= WHAT TO WORK ON =
From the entries below, copy every line where the string "value" appears.

= THE DATA =
────────────────────
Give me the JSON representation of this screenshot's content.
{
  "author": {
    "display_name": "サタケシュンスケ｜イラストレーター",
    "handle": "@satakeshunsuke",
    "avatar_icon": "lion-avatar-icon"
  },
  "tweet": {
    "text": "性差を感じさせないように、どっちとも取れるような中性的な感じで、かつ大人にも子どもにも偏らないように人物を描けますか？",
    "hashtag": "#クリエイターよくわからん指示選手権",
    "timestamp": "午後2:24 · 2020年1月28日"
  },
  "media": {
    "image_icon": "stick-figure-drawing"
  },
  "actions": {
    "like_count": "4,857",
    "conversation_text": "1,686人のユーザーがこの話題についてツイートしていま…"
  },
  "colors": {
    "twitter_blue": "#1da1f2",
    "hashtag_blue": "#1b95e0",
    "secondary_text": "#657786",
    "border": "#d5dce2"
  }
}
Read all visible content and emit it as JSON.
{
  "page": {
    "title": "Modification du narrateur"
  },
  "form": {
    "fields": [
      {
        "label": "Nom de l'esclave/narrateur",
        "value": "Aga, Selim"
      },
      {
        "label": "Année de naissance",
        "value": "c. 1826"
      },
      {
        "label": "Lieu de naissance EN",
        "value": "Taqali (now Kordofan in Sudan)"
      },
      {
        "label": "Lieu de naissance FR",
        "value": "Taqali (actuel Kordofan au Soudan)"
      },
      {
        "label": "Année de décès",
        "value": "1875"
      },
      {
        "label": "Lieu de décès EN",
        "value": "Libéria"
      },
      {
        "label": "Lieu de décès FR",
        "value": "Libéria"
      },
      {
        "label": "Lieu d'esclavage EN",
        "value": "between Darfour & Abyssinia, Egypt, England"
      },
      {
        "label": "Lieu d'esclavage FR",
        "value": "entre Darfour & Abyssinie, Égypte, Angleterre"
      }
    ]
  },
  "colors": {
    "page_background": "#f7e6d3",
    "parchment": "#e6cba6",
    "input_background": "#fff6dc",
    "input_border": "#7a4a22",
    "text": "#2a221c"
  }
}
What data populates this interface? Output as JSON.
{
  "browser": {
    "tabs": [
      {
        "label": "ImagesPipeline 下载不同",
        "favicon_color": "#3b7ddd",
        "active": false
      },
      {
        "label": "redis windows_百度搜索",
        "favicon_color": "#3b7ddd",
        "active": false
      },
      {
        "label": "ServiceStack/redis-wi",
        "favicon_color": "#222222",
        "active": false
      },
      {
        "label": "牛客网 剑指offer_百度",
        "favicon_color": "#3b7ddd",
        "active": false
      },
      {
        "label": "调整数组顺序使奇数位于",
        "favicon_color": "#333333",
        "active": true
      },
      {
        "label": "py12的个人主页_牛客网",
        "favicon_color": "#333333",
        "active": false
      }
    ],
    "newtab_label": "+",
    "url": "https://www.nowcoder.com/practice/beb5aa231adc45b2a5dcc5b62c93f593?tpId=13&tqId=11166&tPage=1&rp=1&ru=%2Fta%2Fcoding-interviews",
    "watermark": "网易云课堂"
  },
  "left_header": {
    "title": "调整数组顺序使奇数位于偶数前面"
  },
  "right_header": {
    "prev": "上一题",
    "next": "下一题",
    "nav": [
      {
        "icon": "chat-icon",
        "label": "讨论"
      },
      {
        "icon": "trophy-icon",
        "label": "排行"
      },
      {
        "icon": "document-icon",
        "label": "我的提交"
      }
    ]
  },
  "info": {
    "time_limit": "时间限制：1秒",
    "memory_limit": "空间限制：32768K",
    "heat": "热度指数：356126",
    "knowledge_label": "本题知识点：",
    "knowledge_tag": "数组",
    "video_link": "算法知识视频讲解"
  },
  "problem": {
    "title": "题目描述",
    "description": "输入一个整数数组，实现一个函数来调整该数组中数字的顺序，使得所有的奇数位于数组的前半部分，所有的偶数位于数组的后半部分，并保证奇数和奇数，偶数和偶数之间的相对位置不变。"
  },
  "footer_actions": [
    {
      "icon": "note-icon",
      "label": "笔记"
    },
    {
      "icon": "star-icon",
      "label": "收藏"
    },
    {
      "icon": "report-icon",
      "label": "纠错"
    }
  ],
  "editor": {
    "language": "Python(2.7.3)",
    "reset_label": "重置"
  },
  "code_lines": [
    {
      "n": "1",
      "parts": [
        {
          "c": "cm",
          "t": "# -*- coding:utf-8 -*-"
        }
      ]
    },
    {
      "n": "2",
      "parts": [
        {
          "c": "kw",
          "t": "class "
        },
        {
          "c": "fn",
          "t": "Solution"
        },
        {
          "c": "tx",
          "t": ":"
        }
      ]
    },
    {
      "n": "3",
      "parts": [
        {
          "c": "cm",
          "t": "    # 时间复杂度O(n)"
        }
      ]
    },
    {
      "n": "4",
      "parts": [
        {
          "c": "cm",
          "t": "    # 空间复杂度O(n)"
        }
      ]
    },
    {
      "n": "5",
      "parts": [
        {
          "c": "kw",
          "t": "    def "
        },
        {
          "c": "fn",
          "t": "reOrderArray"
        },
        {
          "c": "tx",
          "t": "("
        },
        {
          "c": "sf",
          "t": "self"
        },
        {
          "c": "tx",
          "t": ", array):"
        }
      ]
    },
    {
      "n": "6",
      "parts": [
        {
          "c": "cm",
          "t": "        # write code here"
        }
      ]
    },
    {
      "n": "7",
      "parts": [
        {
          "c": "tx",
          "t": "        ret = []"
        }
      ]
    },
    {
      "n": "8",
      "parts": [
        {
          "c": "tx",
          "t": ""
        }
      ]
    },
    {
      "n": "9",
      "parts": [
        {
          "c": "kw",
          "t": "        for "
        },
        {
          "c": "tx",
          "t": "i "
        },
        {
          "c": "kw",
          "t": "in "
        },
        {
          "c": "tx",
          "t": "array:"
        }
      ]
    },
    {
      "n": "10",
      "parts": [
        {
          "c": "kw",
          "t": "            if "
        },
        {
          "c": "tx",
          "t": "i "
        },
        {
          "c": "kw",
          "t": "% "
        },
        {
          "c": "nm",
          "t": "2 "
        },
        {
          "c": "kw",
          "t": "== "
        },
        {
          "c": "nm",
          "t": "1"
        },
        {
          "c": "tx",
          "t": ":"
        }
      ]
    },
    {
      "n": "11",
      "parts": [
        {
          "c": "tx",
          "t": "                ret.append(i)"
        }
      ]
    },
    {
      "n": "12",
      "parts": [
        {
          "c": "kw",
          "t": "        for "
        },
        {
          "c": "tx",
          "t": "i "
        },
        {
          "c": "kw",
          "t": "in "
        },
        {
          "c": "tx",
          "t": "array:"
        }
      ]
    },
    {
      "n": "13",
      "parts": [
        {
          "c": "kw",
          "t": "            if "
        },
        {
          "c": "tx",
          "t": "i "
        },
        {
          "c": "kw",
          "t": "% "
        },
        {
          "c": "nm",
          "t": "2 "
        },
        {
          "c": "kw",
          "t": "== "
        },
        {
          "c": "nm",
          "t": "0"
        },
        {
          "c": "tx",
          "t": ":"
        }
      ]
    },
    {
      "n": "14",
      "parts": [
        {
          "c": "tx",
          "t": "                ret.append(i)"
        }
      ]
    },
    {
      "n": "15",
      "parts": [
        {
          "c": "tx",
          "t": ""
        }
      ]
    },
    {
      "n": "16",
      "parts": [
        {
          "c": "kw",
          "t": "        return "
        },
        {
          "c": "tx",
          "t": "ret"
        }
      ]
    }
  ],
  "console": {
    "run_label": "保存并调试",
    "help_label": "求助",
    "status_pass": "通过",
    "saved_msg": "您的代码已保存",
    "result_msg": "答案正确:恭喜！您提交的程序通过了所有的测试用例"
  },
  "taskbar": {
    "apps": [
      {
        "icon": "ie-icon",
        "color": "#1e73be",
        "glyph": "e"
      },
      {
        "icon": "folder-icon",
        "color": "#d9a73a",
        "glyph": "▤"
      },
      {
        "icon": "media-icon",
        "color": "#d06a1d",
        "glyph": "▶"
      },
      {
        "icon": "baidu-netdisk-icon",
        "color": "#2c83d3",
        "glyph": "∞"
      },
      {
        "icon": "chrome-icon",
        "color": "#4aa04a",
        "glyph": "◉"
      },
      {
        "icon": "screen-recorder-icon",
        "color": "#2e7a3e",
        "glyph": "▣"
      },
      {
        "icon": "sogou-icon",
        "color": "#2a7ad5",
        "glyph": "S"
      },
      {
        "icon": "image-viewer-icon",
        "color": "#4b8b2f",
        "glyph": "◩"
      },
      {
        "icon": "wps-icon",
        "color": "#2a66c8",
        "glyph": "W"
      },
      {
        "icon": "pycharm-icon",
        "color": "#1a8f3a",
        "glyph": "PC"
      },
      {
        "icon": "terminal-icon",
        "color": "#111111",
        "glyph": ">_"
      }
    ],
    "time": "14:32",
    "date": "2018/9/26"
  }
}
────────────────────
= ANSWER BOX =
        "value": "Aga, Selim"
        "value": "c. 1826"
        "value": "Taqali (now Kordofan in Sudan)"
        "value": "Taqali (actuel Kordofan au Soudan)"
        "value": "1875"
        "value": "Libéria"
        "value": "Libéria"
        "value": "between Darfour & Abyssinia, Egypt, England"
        "value": "entre Darfour & Abyssinie, Égypte, Angleterre"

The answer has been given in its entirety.